▶ [About this exercise] Write only the number of lines in the data that include the word "shortcut".

▶ [Source data]
↓↓↓
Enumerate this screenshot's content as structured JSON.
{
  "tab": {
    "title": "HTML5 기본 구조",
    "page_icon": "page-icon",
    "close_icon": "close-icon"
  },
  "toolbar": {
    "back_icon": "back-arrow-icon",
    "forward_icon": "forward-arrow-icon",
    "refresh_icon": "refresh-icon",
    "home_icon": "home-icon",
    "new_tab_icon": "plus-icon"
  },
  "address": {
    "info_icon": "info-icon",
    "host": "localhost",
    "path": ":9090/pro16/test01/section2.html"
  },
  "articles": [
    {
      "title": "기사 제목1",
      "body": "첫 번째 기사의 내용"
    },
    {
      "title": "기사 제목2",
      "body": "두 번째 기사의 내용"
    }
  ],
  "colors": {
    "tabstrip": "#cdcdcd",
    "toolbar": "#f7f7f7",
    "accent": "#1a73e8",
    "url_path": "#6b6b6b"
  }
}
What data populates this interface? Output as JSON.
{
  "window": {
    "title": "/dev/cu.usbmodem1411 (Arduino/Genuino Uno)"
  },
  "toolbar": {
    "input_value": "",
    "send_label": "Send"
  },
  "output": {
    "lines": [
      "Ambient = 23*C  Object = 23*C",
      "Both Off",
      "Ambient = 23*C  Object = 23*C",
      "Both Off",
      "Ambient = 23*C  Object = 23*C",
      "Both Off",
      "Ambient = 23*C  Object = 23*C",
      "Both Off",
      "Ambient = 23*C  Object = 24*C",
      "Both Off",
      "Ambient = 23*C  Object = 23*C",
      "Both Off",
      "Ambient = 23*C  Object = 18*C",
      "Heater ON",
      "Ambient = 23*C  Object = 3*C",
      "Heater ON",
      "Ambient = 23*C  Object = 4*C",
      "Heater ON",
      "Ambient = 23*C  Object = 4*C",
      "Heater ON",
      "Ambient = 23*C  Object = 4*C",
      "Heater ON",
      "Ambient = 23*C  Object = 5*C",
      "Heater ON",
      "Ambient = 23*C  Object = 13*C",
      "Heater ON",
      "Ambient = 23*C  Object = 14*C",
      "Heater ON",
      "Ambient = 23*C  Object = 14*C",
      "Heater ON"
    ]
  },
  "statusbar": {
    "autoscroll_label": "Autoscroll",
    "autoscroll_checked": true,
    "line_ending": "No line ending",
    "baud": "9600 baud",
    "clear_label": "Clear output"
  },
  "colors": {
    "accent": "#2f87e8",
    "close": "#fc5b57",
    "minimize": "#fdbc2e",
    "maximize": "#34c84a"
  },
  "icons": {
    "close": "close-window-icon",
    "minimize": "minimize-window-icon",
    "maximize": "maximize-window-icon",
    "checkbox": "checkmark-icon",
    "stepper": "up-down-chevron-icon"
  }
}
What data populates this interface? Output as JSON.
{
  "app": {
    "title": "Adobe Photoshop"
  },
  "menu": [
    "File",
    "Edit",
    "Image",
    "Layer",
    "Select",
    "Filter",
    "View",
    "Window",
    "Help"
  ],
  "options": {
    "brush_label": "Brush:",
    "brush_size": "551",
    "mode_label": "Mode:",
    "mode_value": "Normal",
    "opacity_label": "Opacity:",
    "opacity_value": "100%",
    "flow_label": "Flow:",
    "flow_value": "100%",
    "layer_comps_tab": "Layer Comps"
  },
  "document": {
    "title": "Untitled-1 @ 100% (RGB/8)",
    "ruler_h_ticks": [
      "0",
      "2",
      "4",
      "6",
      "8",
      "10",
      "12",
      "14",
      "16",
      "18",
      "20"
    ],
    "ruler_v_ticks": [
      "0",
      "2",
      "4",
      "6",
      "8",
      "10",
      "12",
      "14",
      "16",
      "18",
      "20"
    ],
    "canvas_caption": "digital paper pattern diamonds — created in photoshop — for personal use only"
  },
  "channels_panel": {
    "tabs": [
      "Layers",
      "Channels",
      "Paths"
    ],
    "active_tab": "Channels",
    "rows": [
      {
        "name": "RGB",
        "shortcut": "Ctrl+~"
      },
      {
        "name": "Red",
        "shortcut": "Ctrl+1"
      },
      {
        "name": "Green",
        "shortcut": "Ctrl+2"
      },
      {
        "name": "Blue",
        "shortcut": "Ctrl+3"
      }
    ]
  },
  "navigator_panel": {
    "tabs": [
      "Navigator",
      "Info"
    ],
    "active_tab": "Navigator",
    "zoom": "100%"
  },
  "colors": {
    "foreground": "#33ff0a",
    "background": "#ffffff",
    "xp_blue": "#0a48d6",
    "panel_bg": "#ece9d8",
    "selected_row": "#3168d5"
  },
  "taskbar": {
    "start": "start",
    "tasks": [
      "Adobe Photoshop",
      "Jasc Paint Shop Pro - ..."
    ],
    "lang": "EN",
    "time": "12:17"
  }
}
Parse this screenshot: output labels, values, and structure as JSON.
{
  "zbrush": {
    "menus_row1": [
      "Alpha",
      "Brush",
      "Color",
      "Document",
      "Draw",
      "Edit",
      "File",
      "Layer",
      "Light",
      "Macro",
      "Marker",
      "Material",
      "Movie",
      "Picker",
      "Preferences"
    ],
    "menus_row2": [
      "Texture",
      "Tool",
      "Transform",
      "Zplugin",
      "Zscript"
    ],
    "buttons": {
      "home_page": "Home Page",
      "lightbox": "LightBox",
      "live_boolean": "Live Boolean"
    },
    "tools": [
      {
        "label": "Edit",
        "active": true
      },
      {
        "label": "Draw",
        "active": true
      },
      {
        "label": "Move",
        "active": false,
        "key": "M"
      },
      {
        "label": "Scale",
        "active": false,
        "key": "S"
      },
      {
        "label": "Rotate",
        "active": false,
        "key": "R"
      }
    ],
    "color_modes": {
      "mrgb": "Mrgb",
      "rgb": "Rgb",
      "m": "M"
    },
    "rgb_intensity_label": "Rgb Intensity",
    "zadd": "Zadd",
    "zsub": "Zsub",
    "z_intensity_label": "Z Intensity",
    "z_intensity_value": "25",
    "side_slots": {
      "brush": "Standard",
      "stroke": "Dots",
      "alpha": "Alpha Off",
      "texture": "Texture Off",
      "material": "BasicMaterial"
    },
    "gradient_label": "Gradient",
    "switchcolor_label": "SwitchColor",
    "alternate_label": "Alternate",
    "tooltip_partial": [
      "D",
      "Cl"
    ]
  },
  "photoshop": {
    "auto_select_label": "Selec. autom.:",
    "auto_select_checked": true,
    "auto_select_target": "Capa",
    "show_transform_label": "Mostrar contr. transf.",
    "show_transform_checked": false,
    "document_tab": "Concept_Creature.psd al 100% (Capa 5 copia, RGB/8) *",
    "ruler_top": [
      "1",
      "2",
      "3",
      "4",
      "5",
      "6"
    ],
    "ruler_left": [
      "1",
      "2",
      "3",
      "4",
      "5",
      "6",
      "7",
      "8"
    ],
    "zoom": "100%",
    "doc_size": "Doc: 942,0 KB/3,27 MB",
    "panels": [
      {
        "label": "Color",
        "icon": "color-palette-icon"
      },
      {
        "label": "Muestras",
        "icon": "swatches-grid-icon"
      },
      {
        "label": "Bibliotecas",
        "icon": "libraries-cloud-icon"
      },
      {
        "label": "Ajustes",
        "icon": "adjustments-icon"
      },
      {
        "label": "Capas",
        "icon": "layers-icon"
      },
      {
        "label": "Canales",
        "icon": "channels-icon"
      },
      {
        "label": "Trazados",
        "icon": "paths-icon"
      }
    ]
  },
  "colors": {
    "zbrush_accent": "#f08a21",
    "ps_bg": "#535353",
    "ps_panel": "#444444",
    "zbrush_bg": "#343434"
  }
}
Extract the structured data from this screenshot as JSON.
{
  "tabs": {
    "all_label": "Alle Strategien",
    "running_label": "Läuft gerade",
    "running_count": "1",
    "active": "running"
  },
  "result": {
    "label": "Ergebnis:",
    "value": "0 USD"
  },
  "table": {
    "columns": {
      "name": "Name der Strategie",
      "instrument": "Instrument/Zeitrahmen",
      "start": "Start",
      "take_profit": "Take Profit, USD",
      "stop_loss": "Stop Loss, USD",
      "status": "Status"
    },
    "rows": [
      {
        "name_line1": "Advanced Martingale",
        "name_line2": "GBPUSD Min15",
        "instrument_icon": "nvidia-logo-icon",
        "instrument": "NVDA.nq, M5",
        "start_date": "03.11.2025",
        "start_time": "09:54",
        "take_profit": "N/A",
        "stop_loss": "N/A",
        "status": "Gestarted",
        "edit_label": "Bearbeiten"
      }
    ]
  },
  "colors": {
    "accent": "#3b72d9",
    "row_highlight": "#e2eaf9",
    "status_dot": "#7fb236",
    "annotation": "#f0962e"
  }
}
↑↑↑
▶ [Exercise answer] 4